** Supplied records follows **

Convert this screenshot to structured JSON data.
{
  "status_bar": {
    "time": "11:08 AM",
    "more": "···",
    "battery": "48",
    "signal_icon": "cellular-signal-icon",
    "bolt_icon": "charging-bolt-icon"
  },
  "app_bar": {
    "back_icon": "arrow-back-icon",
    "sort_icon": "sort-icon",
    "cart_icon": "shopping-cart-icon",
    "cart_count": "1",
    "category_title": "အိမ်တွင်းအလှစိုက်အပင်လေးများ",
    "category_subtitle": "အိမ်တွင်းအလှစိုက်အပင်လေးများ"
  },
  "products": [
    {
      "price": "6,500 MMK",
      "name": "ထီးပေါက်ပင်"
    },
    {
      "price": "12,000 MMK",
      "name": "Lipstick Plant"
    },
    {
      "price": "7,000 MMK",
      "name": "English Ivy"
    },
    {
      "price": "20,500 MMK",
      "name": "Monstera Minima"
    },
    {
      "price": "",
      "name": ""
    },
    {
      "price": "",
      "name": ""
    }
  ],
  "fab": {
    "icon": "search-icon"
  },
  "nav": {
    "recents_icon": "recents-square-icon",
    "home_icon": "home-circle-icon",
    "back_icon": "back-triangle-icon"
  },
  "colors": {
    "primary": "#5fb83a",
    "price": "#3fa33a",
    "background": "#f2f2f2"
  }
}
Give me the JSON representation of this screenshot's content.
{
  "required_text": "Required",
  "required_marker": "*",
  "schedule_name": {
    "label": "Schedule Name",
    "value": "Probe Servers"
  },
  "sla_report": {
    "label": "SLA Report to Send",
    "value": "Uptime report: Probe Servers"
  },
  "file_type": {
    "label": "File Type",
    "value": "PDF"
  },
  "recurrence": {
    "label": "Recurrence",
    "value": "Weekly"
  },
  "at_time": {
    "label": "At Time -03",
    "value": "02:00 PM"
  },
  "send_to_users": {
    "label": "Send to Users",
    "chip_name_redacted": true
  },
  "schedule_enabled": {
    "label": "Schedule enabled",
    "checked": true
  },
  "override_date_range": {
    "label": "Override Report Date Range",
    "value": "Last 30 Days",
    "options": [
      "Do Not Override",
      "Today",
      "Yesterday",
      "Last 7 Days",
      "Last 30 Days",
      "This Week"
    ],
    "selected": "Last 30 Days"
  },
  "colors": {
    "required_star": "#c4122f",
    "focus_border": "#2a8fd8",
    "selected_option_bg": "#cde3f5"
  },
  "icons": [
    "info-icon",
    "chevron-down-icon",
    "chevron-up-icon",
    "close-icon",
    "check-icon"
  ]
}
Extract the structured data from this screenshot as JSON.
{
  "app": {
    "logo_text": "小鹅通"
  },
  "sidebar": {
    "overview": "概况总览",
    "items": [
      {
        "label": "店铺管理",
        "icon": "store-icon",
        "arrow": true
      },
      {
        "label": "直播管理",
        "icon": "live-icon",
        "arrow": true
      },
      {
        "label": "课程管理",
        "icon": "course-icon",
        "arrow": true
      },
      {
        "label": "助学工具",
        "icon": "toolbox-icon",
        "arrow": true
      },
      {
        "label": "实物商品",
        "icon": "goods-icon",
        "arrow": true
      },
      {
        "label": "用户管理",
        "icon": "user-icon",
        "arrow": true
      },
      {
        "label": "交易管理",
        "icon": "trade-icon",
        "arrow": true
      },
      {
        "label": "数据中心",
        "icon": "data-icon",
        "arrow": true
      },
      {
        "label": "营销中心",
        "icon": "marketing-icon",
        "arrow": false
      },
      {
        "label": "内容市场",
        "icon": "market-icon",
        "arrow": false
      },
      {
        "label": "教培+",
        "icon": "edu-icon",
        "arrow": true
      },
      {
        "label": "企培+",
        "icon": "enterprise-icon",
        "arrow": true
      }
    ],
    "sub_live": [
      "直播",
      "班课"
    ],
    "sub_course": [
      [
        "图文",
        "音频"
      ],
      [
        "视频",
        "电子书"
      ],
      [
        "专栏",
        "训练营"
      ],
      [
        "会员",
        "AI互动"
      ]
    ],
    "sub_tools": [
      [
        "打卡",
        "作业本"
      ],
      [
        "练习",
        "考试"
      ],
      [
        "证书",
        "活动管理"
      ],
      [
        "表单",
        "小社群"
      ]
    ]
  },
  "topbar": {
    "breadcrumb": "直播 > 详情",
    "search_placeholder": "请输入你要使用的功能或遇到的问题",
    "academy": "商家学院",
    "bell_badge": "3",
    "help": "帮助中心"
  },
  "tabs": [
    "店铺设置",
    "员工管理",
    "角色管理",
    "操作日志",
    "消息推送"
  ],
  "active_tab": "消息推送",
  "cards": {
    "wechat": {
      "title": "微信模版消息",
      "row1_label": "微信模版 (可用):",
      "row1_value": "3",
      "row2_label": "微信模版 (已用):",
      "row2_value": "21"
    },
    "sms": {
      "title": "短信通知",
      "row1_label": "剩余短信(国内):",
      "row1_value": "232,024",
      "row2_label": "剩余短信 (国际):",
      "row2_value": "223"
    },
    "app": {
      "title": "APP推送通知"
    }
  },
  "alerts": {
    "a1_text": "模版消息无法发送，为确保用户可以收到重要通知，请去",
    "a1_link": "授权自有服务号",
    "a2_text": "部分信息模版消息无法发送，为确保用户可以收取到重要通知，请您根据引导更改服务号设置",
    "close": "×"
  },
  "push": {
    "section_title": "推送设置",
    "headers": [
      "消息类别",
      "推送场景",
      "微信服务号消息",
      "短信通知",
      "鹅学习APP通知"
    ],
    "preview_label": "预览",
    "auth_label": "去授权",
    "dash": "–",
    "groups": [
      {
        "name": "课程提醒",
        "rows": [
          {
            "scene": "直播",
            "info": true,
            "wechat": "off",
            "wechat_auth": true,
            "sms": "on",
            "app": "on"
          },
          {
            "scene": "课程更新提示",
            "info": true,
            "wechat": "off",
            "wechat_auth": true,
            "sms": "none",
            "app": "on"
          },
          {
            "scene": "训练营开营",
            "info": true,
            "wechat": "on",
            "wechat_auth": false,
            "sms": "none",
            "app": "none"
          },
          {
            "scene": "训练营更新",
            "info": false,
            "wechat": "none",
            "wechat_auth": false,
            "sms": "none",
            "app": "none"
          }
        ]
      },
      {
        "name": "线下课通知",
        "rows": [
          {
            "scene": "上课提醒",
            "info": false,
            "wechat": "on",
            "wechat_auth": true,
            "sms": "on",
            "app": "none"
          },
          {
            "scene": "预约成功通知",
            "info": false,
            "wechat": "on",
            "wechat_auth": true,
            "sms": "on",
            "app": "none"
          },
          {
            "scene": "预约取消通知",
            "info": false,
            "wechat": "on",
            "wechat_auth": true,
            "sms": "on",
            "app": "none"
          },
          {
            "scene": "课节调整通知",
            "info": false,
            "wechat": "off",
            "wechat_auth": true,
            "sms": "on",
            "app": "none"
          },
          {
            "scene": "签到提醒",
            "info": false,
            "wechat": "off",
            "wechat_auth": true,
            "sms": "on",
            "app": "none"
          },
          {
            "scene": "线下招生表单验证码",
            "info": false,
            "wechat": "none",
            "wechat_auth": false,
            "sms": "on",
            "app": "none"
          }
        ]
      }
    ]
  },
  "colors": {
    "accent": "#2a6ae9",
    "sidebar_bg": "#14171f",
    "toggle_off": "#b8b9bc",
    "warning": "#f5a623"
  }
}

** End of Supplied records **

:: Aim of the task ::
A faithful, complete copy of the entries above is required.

:: Solved problem ::
Convert this screenshot to structured JSON data.
{
  "status_bar": {
    "time": "11:08 AM",
    "more": "···",
    "battery": "48",
    "signal_icon": "cellular-signal-icon",
    "bolt_icon": "charging-bolt-icon"
  },
  "app_bar": {
    "back_icon": "arrow-back-icon",
    "sort_icon": "sort-icon",
    "cart_icon": "shopping-cart-icon",
    "cart_count": "1",
    "category_title": "အိမ်တွင်းအလှစိုက်အပင်လေးများ",
    "category_subtitle": "အိမ်တွင်းအလှစိုက်အပင်လေးများ"
  },
  "products": [
    {
      "price": "6,500 MMK",
      "name": "ထီးပေါက်ပင်"
    },
    {
      "price": "12,000 MMK",
      "name": "Lipstick Plant"
    },
    {
      "price": "7,000 MMK",
      "name": "English Ivy"
    },
    {
      "price": "20,500 MMK",
      "name": "Monstera Minima"
    },
    {
      "price": "",
      "name": ""
    },
    {
      "price": "",
      "name": ""
    }
  ],
  "fab": {
    "icon": "search-icon"
  },
  "nav": {
    "recents_icon": "recents-square-icon",
    "home_icon": "home-circle-icon",
    "back_icon": "back-triangle-icon"
  },
  "colors": {
    "primary": "#5fb83a",
    "price": "#3fa33a",
    "background": "#f2f2f2"
  }
}
Give me the JSON representation of this screenshot's content.
{
  "required_text": "Required",
  "required_marker": "*",
  "schedule_name": {
    "label": "Schedule Name",
    "value": "Probe Servers"
  },
  "sla_report": {
    "label": "SLA Report to Send",
    "value": "Uptime report: Probe Servers"
  },
  "file_type": {
    "label": "File Type",
    "value": "PDF"
  },
  "recurrence": {
    "label": "Recurrence",
    "value": "Weekly"
  },
  "at_time": {
    "label": "At Time -03",
    "value": "02:00 PM"
  },
  "send_to_users": {
    "label": "Send to Users",
    "chip_name_redacted": true
  },
  "schedule_enabled": {
    "label": "Schedule enabled",
    "checked": true
  },
  "override_date_range": {
    "label": "Override Report Date Range",
    "value": "Last 30 Days",
    "options": [
      "Do Not Override",
      "Today",
      "Yesterday",
      "Last 7 Days",
      "Last 30 Days",
      "This Week"
    ],
    "selected": "Last 30 Days"
  },
  "colors": {
    "required_star": "#c4122f",
    "focus_border": "#2a8fd8",
    "selected_option_bg": "#cde3f5"
  },
  "icons": [
    "info-icon",
    "chevron-down-icon",
    "chevron-up-icon",
    "close-icon",
    "check-icon"
  ]
}
Extract the structured data from this screenshot as JSON.
{
  "app": {
    "logo_text": "小鹅通"
  },
  "sidebar": {
    "overview": "概况总览",
    "items": [
      {
        "label": "店铺管理",
        "icon": "store-icon",
        "arrow": true
      },
      {
        "label": "直播管理",
        "icon": "live-icon",
        "arrow": true
      },
      {
        "label": "课程管理",
        "icon": "course-icon",
        "arrow": true
      },
      {
        "label": "助学工具",
        "icon": "toolbox-icon",
        "arrow": true
      },
      {
        "label": "实物商品",
        "icon": "goods-icon",
        "arrow": true
      },
      {
        "label": "用户管理",
        "icon": "user-icon",
        "arrow": true
      },
      {
        "label": "交易管理",
        "icon": "trade-icon",
        "arrow": true
      },
      {
        "label": "数据中心",
        "icon": "data-icon",
        "arrow": true
      },
      {
        "label": "营销中心",
        "icon": "marketing-icon",
        "arrow": false
      },
      {
        "label": "内容市场",
        "icon": "market-icon",
        "arrow": false
      },
      {
        "label": "教培+",
        "icon": "edu-icon",
        "arrow": true
      },
      {
        "label": "企培+",
        "icon": "enterprise-icon",
        "arrow": true
      }
    ],
    "sub_live": [
      "直播",
      "班课"
    ],
    "sub_course": [
      [
        "图文",
        "音频"
      ],
      [
        "视频",
        "电子书"
      ],
      [
        "专栏",
        "训练营"
      ],
      [
        "会员",
        "AI互动"
      ]
    ],
    "sub_tools": [
      [
        "打卡",
        "作业本"
      ],
      [
        "练习",
        "考试"
      ],
      [
        "证书",
        "活动管理"
      ],
      [
        "表单",
        "小社群"
      ]
    ]
  },
  "topbar": {
    "breadcrumb": "直播 > 详情",
    "search_placeholder": "请输入你要使用的功能或遇到的问题",
    "academy": "商家学院",
    "bell_badge": "3",
    "help": "帮助中心"
  },
  "tabs": [
    "店铺设置",
    "员工管理",
    "角色管理",
    "操作日志",
    "消息推送"
  ],
  "active_tab": "消息推送",
  "cards": {
    "wechat": {
      "title": "微信模版消息",
      "row1_label": "微信模版 (可用):",
      "row1_value": "3",
      "row2_label": "微信模版 (已用):",
      "row2_value": "21"
    },
    "sms": {
      "title": "短信通知",
      "row1_label": "剩余短信(国内):",
      "row1_value": "232,024",
      "row2_label": "剩余短信 (国际):",
      "row2_value": "223"
    },
    "app": {
      "title": "APP推送通知"
    }
  },
  "alerts": {
    "a1_text": "模版消息无法发送，为确保用户可以收到重要通知，请去",
    "a1_link": "授权自有服务号",
    "a2_text": "部分信息模版消息无法发送，为确保用户可以收取到重要通知，请您根据引导更改服务号设置",
    "close": "×"
  },
  "push": {
    "section_title": "推送设置",
    "headers": [
      "消息类别",
      "推送场景",
      "微信服务号消息",
      "短信通知",
      "鹅学习APP通知"
    ],
    "preview_label": "预览",
    "auth_label": "去授权",
    "dash": "–",
    "groups": [
      {
        "name": "课程提醒",
        "rows": [
          {
            "scene": "直播",
            "info": true,
            "wechat": "off",
            "wechat_auth": true,
            "sms": "on",
            "app": "on"
          },
          {
            "scene": "课程更新提示",
            "info": true,
            "wechat": "off",
            "wechat_auth": true,
            "sms": "none",
            "app": "on"
          },
          {
            "scene": "训练营开营",
            "info": true,
            "wechat": "on",
            "wechat_auth": false,
            "sms": "none",
            "app": "none"
          },
          {
            "scene": "训练营更新",
            "info": false,
            "wechat": "none",
            "wechat_auth": false,
            "sms": "none",
            "app": "none"
          }
        ]
      },
      {
        "name": "线下课通知",
        "rows": [
          {
            "scene": "上课提醒",
            "info": false,
            "wechat": "on",
            "wechat_auth": true,
            "sms": "on",
            "app": "none"
          },
          {
            "scene": "预约成功通知",
            "info": false,
            "wechat": "on",
            "wechat_auth": true,
            "sms": "on",
            "app": "none"
          },
          {
            "scene": "预约取消通知",
            "info": false,
            "wechat": "on",
            "wechat_auth": true,
            "sms": "on",
            "app": "none"
          },
          {
            "scene": "课节调整通知",
            "info": false,
            "wechat": "off",
            "wechat_auth": true,
            "sms": "on",
            "app": "none"
          },
          {
            "scene": "签到提醒",
            "info": false,
            "wechat": "off",
            "wechat_auth": true,
            "sms": "on",
            "app": "none"
          },
          {
            "scene": "线下招生表单验证码",
            "info": false,
            "wechat": "none",
            "wechat_auth": false,
            "sms": "on",
            "app": "none"
          }
        ]
      }
    ]
  },
  "colors": {
    "accent": "#2a6ae9",
    "sidebar_bg": "#14171f",
    "toggle_off": "#b8b9bc",
    "warning": "#f5a623"
  }
}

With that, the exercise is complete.